I have a challenge for those of you who are inclined to wit and silly poetry: write a mnemonic rhyme to help remember some tricky grammatical rule. This was a very popular method for teaching grammar from the Middle Ages down to the early twentieth century, and I think it has a lot of untapped potential even for advanced readers of Latin and Greek.
I wrote the following poem long ago while studying Wheelock's Latin. It was designed to list the main ablative functions that require a preposition. I'm sure it doesn't cover ALL the ablatives that take prepositions (neither does it cover all the prepositions) but it helped me remember my notes on the first-year Latin exam.
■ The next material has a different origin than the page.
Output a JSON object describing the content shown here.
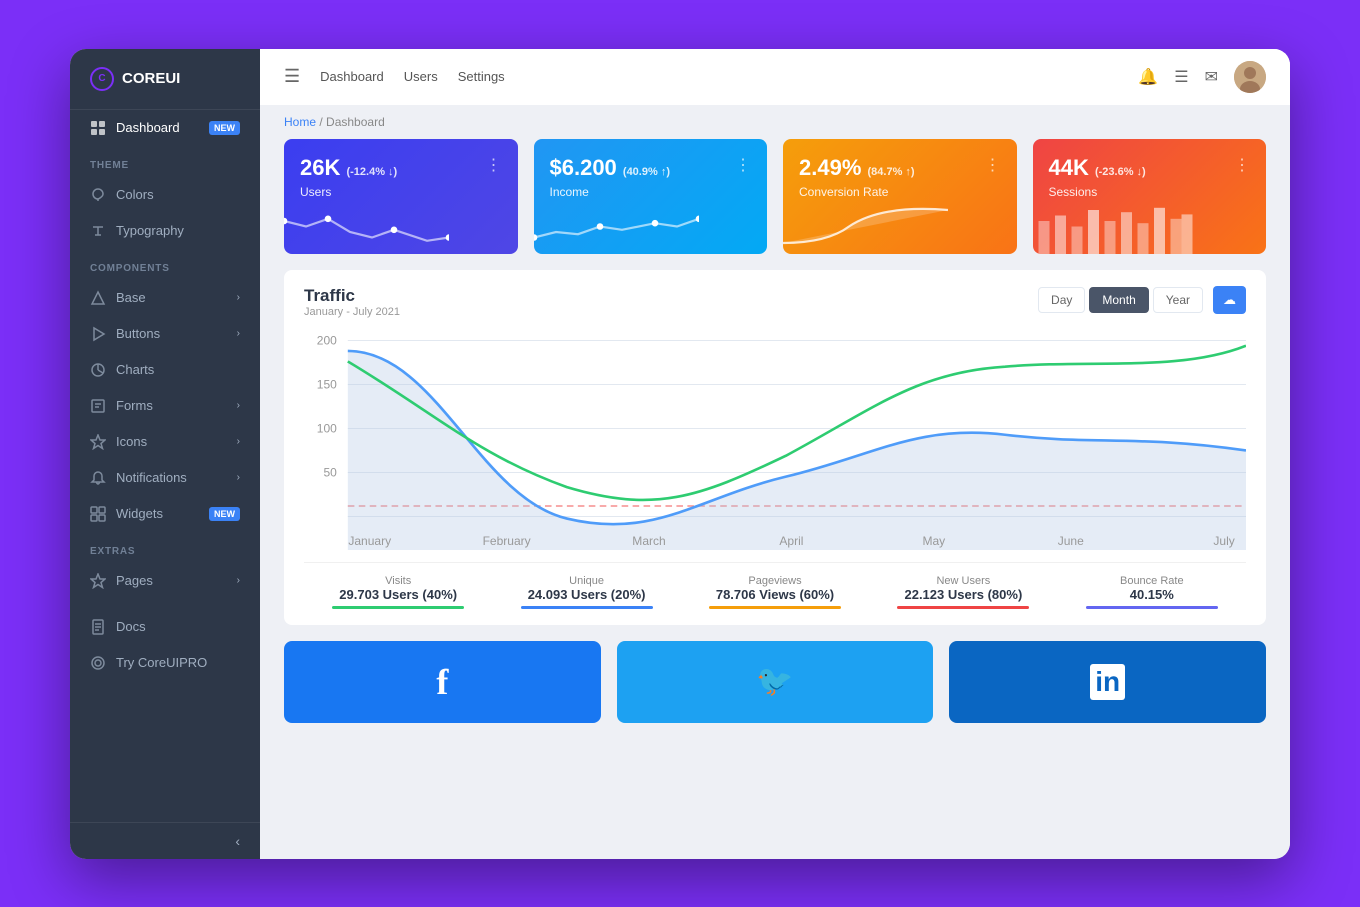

I submit it for your approval or censure, and I invite you all to do the same:
The Ablative Adventure
(or, The Preposition Mission)
For place from which use ab, ex, de;
While in and sub tell where you stay.
Use cum if youâ€™re accompanied
Or if your manner is â€œwith speedâ€.
Using ab when journeyâ€™s ended
Will tell by whom you were befriended;
And if some seek details from you,
Produce a treatise, de cursu!